Fiddleheads are another great starting place for the learning forager because, as their name suggests, one only needs to keep an eye out for a plant resembling the head of a violin. These funny-shaped plants are young ferns that have yet to unravel their leaves. Look for them in the spring when new fern plants are emerging. Like most ferns, fiddleheads can be found in the woods in places where plenty of moisture accumulates, such as swamps, near streams, or at the base of slopes.
Identifying fiddleheads requires more time than the abovementioned plants, but it is a great skill to develop for any forager and is a confidence booster once you get the hang of it. Once you find a patch, you can return year after year to have a good chance of harvesting more.
The species you are looking for is known as Ostrich Ferns orMatteuccia struthiopteris. Some other fern species are edible but are not as palatable, and other species are not edible at all.
Two traits to look for when identifying Ostrich Ferns are the U-shaped groove on the inside of the otherwise-smooth stem and the brown, paper-thin scales covering each side of the fiddlehead. Harvest these plants when the fiddlehead is about 4–6 inches tall to get the best taste.
Fiddleheads have a similar flavor profile to asparagus, and they make a delicious addition to any stir-fry or a standalone side dish. Frying them in butter is especially popular.
To prepare fiddleheads, wash them with cold water and remove any brown bits. Boil or steam them for at least 12 minutes to prevent any soil-borne contaminants from entering your meal. Do this even before frying or sautéing so you’re always on the safe side! Here is a great guide for choosing the right oil for your fiddleheads. To save fiddleheads for the coming months, simply freeze them.

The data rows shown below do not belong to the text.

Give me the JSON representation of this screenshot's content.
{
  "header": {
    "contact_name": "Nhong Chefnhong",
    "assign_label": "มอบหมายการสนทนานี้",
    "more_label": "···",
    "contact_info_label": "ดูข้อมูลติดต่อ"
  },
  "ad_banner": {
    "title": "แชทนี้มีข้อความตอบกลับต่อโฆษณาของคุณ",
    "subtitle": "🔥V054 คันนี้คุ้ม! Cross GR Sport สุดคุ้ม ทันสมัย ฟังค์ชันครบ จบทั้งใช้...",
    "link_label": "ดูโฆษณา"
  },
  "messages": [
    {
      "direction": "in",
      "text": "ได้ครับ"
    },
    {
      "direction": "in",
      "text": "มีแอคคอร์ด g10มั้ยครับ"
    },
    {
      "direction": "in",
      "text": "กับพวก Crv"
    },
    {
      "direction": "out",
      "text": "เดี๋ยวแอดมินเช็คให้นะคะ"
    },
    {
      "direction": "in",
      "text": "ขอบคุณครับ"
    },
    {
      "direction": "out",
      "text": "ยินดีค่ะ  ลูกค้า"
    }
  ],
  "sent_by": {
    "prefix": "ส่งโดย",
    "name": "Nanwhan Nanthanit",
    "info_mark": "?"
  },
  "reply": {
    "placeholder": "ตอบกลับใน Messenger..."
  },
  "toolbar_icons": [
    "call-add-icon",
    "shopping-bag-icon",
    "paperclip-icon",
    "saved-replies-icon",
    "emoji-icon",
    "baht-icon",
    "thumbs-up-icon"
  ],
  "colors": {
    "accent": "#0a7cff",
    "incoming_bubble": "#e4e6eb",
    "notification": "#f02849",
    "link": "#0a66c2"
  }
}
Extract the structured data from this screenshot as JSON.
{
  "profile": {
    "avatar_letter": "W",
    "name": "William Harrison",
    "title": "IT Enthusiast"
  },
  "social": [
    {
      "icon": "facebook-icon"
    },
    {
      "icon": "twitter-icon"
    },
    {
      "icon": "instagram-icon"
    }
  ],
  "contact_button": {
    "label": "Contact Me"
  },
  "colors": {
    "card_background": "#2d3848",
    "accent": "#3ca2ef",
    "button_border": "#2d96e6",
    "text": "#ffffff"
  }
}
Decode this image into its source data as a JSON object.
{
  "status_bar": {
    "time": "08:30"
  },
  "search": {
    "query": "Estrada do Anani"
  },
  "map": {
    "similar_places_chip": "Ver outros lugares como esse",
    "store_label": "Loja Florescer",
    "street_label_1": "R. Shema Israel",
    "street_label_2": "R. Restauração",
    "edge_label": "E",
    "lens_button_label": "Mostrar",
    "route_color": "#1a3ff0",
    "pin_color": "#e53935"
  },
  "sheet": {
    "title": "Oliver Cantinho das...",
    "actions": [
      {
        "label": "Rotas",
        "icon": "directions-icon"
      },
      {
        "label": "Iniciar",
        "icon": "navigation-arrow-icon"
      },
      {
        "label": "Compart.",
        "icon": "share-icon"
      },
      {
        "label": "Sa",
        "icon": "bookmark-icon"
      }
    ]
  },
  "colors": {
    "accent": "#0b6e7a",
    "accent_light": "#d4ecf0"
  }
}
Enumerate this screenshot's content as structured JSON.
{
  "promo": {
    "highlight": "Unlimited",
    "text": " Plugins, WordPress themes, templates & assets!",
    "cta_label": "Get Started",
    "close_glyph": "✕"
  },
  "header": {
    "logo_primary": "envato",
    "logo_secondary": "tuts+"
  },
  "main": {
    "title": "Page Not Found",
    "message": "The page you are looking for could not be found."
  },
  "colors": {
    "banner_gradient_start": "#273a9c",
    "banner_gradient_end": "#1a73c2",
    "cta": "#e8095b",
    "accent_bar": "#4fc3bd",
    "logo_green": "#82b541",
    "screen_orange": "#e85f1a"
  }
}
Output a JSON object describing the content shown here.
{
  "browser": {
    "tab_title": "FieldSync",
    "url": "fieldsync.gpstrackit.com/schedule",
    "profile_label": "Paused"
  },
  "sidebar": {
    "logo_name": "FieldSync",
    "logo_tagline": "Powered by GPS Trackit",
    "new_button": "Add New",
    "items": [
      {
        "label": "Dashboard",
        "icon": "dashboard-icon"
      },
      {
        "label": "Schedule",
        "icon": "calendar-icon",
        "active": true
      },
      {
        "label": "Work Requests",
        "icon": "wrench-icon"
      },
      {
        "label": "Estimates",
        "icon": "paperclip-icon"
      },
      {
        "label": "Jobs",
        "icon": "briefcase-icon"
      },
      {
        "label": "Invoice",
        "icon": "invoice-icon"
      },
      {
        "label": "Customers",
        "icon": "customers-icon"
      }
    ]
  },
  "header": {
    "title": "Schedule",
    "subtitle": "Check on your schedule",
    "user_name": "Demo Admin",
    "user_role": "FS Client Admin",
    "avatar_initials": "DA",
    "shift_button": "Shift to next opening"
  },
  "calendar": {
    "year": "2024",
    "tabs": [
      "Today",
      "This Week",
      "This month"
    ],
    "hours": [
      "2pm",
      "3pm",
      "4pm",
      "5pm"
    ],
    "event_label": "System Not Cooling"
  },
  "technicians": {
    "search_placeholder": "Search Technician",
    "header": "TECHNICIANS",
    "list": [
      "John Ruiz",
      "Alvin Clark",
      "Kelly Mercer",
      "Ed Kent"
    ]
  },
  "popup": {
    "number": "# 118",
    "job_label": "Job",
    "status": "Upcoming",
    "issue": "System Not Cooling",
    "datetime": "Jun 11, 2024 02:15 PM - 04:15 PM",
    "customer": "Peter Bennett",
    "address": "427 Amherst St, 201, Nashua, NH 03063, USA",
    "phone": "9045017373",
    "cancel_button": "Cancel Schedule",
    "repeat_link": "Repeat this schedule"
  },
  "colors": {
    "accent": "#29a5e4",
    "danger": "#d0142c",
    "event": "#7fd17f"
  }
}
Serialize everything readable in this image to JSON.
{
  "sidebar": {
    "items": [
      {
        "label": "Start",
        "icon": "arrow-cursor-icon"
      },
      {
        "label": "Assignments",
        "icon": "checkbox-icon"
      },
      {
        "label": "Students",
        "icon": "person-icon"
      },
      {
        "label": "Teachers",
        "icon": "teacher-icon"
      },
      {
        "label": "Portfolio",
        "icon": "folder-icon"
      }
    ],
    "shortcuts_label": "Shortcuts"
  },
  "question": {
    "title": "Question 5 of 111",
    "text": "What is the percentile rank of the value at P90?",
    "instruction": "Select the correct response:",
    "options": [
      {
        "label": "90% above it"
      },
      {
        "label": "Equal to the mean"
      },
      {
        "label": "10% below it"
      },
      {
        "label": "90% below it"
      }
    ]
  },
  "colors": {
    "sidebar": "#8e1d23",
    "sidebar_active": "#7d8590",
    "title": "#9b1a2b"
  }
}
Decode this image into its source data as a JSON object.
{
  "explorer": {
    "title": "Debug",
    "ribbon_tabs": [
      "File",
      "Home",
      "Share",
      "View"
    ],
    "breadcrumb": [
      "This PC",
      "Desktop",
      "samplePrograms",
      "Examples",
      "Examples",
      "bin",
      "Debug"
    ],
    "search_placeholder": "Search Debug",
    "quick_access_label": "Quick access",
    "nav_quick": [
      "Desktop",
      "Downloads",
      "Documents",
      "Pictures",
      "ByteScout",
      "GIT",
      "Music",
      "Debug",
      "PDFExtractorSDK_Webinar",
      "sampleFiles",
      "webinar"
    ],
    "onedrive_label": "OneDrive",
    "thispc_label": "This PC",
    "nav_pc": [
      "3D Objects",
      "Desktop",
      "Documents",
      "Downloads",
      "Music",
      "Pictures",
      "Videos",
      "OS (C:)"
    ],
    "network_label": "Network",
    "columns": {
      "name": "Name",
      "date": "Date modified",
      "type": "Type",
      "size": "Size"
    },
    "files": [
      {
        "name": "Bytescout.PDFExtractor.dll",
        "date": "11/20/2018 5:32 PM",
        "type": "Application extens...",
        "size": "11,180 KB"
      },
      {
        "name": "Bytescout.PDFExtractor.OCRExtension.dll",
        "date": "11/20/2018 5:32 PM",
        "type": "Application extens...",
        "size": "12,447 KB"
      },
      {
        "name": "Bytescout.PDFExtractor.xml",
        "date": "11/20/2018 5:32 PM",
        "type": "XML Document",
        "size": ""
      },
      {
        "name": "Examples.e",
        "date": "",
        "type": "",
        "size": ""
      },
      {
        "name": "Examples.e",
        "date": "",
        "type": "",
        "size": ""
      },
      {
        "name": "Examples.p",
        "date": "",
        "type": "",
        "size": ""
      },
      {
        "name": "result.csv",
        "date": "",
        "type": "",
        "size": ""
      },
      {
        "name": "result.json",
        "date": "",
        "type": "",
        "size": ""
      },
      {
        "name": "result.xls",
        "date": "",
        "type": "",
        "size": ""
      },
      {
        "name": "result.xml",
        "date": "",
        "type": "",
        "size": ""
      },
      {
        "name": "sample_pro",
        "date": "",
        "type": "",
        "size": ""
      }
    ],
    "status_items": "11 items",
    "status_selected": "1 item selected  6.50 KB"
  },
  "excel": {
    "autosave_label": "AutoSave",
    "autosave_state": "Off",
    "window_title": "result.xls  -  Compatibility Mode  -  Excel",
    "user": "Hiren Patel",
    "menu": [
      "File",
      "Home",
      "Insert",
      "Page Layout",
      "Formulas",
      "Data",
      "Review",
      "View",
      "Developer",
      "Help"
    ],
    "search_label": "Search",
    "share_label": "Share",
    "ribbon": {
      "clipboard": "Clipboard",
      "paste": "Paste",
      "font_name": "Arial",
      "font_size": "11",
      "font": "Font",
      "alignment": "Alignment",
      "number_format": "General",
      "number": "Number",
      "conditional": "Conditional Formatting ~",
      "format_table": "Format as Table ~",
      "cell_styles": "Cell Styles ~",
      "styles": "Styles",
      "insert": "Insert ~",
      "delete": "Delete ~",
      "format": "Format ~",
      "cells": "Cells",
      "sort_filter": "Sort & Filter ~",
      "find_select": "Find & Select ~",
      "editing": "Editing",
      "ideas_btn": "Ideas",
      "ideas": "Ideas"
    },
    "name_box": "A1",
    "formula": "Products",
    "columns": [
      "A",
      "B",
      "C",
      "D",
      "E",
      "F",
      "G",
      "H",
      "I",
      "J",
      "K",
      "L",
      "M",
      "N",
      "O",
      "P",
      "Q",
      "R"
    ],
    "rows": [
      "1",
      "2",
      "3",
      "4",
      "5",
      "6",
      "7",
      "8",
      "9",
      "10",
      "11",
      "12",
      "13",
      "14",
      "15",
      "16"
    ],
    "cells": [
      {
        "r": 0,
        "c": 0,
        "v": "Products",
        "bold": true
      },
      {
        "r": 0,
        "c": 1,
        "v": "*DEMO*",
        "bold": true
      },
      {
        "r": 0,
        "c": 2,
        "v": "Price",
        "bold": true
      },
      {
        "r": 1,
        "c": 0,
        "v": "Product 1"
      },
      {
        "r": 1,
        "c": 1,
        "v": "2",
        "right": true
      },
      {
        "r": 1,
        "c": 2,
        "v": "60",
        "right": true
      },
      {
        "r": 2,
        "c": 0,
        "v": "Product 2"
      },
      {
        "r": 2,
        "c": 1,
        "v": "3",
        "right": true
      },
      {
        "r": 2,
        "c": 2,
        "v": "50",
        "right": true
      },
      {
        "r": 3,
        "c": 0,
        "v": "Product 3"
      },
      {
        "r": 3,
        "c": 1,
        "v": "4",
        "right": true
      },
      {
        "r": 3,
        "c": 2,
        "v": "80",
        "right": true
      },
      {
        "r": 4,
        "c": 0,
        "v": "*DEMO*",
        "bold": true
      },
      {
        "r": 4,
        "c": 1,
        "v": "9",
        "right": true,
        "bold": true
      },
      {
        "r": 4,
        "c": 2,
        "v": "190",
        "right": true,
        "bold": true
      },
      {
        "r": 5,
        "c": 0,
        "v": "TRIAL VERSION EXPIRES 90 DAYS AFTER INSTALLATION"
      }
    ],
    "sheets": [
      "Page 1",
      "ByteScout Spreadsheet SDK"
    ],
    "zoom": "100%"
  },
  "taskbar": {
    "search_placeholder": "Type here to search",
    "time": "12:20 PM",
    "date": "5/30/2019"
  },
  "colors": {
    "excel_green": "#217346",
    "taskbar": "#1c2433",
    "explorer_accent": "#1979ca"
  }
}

The wilderness offers a cornucopia of edible plants that are largely overlooked. Incorporating these plants into your diet can help you incorporate a broader spectrum of nutrients and fibre that the modern menu often lacks.
Foraging is a great activity to practice with friends because the excitement of finding a patch of a tasty plant is definitely contagious! Identifying these plants is the first step towards safe and rewarding foraging, and using a plant identification guide is always recommended for beginners.
As foraging becomes increasingly popular, watch for workshops held by your local wilderness societies, colleges, or universities on how to practice sustainable, safe foraging.